:: REQUIRED ACTION ::
Check every line below, and copy those that include "石家庄金工玛钢有限公司".

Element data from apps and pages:

★ ★ ★ ★ ★

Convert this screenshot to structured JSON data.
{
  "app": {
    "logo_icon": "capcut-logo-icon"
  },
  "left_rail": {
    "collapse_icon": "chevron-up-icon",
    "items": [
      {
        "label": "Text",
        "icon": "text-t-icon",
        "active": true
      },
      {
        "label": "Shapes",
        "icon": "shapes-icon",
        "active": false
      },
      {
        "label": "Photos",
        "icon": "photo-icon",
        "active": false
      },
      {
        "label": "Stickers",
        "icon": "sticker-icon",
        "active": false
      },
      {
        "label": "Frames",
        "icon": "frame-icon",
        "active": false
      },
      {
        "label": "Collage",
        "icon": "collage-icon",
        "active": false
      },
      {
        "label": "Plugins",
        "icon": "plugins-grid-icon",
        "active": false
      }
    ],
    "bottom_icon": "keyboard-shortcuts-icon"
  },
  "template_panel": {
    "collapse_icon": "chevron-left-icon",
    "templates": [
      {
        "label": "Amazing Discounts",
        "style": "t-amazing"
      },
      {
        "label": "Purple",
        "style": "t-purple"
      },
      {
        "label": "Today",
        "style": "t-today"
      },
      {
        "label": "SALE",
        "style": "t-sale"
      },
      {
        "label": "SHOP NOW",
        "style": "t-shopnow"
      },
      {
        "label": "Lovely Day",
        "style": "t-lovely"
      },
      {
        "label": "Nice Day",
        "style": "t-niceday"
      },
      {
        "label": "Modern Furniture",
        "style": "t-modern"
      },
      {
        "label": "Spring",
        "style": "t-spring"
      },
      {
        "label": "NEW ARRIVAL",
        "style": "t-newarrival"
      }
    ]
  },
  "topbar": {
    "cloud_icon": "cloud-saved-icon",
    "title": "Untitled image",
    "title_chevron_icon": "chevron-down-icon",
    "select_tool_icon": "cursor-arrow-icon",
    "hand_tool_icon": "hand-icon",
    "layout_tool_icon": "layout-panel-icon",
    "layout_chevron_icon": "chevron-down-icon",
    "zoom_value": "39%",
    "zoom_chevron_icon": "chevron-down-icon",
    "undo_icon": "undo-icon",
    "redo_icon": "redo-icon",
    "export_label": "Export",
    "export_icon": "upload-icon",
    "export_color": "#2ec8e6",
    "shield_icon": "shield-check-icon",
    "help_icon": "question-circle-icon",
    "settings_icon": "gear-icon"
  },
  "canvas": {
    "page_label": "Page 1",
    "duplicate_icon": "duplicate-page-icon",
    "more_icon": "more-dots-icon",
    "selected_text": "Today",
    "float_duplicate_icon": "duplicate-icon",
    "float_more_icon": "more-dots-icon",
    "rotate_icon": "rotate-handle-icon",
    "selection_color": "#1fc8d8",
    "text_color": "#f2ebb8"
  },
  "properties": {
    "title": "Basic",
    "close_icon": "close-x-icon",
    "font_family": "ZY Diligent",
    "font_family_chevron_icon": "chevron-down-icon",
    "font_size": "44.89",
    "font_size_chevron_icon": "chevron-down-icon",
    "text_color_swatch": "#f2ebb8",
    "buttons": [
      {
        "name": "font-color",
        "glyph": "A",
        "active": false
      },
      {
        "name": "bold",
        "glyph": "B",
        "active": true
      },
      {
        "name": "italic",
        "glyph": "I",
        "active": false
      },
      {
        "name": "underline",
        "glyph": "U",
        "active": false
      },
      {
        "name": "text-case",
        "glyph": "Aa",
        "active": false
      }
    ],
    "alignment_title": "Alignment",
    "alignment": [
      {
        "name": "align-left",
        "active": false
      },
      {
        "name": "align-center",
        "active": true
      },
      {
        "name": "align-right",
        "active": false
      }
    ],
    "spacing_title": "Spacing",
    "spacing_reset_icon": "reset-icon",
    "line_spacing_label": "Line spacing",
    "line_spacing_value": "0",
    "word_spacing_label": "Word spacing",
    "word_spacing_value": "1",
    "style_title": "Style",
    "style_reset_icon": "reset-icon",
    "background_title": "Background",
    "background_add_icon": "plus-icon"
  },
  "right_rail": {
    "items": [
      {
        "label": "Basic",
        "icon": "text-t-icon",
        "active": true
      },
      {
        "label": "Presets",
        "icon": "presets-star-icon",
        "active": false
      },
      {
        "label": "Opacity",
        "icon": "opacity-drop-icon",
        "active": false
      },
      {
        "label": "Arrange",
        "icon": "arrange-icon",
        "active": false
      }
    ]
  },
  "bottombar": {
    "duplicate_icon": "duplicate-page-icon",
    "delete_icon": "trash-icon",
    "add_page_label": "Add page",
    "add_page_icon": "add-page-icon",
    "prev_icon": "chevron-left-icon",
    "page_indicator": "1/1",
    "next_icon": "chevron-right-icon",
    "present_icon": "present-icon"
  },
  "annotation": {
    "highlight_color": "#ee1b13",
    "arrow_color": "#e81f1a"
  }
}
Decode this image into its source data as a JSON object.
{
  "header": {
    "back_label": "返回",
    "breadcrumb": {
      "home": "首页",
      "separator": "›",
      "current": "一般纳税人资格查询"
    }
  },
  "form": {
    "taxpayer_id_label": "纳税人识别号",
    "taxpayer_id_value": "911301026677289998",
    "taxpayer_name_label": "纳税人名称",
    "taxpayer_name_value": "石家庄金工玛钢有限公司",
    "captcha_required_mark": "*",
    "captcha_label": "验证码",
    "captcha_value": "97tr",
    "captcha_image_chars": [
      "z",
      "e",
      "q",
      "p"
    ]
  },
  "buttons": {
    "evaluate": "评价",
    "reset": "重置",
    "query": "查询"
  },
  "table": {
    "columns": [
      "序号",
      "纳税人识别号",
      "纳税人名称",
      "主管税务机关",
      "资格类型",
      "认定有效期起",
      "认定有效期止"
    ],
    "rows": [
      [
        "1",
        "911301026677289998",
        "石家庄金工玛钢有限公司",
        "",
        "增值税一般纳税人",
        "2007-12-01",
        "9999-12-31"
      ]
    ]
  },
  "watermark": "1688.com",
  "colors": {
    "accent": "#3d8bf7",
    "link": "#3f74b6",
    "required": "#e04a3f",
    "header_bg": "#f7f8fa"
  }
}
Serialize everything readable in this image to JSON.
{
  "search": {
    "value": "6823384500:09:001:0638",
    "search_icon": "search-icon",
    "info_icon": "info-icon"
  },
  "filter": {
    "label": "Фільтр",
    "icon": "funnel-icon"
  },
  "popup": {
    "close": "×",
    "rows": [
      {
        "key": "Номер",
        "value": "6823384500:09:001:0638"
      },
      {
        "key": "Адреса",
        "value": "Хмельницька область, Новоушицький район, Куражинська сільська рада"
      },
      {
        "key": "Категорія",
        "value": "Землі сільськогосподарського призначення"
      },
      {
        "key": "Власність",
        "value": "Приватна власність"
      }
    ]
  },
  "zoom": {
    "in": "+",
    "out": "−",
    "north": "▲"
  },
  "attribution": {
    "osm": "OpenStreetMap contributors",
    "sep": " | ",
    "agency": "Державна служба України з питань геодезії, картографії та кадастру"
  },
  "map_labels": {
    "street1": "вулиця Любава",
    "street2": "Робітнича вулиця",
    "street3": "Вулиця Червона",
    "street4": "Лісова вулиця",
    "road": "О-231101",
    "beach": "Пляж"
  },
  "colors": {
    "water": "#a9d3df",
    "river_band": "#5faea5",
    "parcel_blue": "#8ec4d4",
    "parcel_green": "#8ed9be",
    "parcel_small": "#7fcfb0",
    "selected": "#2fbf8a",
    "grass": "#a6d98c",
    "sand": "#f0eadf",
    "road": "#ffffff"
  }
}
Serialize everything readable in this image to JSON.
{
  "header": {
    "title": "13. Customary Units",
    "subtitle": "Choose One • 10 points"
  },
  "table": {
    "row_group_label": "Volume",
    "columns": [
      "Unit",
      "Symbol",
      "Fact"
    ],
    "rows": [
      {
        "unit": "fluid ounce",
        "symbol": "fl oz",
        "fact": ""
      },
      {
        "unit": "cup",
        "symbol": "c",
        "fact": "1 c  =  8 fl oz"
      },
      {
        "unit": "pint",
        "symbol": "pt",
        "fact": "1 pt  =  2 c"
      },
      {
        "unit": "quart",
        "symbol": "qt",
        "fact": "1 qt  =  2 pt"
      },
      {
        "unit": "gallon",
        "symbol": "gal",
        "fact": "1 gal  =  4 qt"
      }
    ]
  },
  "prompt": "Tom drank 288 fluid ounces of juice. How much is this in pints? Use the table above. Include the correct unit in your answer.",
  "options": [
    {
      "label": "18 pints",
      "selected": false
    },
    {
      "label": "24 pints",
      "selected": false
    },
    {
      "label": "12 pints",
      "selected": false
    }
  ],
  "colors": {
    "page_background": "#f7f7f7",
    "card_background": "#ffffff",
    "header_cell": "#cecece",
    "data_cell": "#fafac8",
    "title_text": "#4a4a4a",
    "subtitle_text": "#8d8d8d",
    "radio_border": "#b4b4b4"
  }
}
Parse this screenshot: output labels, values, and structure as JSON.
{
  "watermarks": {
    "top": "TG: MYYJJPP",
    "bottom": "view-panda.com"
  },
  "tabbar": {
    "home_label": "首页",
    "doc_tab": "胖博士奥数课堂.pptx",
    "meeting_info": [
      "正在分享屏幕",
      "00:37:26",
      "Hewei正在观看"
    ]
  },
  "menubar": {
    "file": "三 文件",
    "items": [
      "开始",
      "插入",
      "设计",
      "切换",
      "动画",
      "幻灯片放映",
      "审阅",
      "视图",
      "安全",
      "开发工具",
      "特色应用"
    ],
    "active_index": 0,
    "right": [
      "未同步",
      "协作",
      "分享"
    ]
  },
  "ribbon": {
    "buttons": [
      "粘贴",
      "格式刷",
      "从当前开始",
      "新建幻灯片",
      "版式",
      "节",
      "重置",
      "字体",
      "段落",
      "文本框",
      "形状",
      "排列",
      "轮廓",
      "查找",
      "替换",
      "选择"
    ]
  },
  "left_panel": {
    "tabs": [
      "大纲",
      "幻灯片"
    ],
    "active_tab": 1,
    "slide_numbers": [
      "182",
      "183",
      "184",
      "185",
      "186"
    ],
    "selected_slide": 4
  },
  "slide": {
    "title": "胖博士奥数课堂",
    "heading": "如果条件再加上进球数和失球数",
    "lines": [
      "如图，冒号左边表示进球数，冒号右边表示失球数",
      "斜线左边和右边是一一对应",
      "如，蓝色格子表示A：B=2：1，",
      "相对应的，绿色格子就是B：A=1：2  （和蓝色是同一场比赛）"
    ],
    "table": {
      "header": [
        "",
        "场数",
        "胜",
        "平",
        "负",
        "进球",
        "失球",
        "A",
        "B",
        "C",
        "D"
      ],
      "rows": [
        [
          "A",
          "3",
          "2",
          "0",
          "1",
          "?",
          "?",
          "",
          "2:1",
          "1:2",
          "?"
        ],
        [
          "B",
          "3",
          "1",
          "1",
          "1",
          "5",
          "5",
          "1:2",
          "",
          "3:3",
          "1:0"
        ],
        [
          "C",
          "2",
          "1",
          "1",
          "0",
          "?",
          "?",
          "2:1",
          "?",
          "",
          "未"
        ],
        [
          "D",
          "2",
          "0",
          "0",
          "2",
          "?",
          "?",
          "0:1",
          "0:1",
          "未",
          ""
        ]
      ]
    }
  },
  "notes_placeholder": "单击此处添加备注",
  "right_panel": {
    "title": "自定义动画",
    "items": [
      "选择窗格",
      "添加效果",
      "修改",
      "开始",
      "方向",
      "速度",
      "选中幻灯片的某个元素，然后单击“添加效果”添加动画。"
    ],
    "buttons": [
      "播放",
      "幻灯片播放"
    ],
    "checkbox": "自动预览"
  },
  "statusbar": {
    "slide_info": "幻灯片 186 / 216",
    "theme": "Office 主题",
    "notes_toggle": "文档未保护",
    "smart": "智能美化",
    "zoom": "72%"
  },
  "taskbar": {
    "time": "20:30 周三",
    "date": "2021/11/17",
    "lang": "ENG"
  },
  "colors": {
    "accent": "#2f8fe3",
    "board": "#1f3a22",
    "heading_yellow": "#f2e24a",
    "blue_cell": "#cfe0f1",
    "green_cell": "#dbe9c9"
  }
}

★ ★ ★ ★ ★

:: YOUR SOLUTION ::
    "taxpayer_name_value": "石家庄金工玛钢有限公司",
        "石家庄金工玛钢有限公司",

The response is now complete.